Anderson is also looking towards the Burnaby Classroom Renewal Project for inspiration. The project, which began in 2011, has already completed significant upgrades in spaces such as the student lounge area located below the Images Theatre.

“We’re trying to learn a lot from what Burnaby has done, because their classroom renewal took a lot of input from different people, lots of students, faculty, and that’s the same that we’ve done here,” Anderson said.

Through this consultation, and combined with research from experts in the learning environment industry, the team outlined three principles to follow when designing the new spaces.

The first involves explicitly acknowledging that learning happens outside as well as inside the classroom. “A lot of the space around here — upstairs, downstairs, all these little places we have — these are centres for learning as well because the [student experience] spills over into the hallways and the lobbies,” explained Anderson.

The second concerns practicality — for example, the implementation of more electrical outlets. Finally, the third principle is the notion of how flexible a space can be. A current example can be found in SFU Harbour Centre’s student learning commons, which feature lightweight, rolling furniture and whiteboards that can either divide the space or be pushed back to open the area to large groups.

Similar features will be implemented over the winter break in four classrooms at Harbour Centre.

Anderson expressed his own excitement for the upcoming changes. “We think [this campus’] scale is such that we can make this a really welcoming place for students to be,” he said. “It has a small university feel, it’s a mini-university setting, and so we want the classrooms to be bright, flexible, attractive; the kind of places people will want to be.”

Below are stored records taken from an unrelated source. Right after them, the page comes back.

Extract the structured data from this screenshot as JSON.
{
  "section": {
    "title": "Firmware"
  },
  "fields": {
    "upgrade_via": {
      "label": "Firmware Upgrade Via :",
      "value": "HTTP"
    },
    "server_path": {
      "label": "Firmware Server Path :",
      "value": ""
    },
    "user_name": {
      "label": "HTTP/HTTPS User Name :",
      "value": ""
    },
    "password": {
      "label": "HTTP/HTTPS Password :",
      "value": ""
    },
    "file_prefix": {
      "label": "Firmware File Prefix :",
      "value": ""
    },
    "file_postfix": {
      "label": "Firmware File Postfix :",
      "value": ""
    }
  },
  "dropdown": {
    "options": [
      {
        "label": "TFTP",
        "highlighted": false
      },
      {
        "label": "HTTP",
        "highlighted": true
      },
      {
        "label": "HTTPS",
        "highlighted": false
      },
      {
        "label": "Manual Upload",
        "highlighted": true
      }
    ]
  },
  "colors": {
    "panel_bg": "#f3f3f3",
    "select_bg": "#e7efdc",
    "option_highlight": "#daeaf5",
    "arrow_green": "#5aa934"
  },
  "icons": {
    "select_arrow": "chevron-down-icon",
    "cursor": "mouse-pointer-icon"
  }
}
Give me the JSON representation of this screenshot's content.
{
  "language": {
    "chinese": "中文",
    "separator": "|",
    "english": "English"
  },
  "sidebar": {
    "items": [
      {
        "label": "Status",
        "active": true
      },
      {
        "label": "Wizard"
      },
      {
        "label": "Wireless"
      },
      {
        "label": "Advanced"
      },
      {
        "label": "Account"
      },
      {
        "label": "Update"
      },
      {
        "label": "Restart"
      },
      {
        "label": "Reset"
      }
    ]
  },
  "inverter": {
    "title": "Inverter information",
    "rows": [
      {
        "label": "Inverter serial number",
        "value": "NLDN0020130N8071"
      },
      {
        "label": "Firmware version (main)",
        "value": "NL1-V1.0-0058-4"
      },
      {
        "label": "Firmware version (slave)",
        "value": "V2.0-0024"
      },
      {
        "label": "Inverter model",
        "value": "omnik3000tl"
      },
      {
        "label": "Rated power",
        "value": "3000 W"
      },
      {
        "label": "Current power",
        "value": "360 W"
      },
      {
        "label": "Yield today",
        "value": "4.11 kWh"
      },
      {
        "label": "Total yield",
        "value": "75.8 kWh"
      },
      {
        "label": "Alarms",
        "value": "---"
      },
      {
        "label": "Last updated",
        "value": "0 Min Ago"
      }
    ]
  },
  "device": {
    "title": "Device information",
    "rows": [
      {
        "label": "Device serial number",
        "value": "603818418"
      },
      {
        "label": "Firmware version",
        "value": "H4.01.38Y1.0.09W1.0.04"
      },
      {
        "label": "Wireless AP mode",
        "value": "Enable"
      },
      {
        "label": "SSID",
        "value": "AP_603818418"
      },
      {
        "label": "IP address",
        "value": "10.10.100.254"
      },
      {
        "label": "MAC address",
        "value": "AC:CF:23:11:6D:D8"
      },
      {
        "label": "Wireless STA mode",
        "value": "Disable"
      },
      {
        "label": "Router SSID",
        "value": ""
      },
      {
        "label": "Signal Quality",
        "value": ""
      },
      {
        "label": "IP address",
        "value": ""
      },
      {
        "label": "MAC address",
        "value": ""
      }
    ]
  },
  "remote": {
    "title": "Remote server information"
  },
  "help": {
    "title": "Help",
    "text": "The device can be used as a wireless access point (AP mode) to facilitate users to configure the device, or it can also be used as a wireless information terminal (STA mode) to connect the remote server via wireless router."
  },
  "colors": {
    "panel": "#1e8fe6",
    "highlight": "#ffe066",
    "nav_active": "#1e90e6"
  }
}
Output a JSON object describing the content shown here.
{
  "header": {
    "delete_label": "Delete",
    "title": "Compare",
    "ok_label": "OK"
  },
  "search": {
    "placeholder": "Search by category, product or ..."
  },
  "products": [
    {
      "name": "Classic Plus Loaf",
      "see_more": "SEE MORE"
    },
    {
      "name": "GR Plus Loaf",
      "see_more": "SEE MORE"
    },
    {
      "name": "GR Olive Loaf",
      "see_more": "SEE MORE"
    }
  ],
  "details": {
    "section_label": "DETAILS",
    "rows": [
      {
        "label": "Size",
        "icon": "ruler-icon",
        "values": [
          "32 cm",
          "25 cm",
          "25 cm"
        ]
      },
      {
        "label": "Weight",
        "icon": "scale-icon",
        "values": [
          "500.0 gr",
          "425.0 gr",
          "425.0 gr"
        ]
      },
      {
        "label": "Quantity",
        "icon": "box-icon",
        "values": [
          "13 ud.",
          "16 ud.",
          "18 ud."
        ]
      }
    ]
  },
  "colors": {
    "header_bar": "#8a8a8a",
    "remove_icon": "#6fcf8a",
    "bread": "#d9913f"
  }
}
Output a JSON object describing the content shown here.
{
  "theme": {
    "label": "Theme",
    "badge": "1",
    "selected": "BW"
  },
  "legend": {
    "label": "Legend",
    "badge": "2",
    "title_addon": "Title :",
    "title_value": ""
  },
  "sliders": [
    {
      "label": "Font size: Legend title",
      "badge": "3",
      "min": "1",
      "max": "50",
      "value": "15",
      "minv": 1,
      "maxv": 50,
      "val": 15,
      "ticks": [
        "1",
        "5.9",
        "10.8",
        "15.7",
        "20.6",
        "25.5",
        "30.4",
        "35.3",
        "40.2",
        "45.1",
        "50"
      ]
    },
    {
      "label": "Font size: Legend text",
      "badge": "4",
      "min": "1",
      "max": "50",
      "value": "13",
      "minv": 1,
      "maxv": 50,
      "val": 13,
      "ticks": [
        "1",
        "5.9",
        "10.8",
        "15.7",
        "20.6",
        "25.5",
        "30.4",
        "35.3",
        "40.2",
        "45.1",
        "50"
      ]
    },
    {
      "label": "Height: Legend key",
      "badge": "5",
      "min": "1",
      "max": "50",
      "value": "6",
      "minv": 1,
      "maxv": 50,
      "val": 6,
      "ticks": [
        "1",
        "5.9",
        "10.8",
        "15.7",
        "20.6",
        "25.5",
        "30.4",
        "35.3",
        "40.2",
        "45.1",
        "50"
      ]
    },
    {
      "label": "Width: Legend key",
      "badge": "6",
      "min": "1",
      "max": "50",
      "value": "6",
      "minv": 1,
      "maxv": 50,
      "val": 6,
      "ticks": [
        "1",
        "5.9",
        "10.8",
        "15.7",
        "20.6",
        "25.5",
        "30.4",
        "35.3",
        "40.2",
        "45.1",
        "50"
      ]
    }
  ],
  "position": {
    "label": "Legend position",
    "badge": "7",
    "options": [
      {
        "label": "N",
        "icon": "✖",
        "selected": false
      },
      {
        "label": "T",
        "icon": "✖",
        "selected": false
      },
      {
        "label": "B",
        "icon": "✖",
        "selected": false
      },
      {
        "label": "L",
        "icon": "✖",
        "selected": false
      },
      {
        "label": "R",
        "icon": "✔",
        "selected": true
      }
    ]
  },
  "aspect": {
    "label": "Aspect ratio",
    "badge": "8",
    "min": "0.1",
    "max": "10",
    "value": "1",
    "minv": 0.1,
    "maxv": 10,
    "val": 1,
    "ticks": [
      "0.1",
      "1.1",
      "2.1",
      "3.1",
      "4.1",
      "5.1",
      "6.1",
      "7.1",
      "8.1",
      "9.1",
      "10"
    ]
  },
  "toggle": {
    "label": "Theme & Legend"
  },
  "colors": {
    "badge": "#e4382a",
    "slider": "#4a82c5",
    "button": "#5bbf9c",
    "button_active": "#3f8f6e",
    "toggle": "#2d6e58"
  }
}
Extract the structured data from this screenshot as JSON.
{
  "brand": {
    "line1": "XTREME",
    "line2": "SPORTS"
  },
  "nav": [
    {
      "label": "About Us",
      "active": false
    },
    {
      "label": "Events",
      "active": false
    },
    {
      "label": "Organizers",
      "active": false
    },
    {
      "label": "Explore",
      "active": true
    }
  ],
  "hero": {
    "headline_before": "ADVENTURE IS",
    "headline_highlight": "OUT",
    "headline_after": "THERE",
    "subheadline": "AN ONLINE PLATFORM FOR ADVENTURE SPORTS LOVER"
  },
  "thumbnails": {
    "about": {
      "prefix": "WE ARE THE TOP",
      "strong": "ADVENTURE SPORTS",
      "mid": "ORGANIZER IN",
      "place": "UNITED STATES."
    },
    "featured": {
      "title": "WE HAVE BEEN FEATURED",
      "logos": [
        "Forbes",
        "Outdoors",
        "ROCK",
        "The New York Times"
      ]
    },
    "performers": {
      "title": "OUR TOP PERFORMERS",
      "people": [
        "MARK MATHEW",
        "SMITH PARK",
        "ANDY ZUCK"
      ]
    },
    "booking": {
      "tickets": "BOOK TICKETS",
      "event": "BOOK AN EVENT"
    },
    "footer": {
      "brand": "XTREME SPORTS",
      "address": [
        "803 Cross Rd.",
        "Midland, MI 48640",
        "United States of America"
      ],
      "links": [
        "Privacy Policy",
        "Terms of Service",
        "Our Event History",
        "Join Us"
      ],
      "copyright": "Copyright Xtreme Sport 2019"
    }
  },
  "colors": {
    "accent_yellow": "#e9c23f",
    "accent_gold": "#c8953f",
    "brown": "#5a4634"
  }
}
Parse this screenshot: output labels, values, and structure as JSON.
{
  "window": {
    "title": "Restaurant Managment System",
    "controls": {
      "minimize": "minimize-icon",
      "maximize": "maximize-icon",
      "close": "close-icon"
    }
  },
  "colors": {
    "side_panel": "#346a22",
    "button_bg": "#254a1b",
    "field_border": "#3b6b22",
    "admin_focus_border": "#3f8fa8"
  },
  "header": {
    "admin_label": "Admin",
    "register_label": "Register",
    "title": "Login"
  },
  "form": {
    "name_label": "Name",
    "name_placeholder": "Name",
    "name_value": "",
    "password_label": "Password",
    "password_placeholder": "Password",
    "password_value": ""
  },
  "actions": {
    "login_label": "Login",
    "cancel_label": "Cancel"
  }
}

He feels the classroom renewal project will contribute to making Harbour Centre even more of a scholastic hub in the downtown district. “When this place opened in 1989, you couldn’t get people down here,” Anderson said. “Now, as you say, it’s the exact opposite. You can’t keep them away; everyone wants to have class downtown.”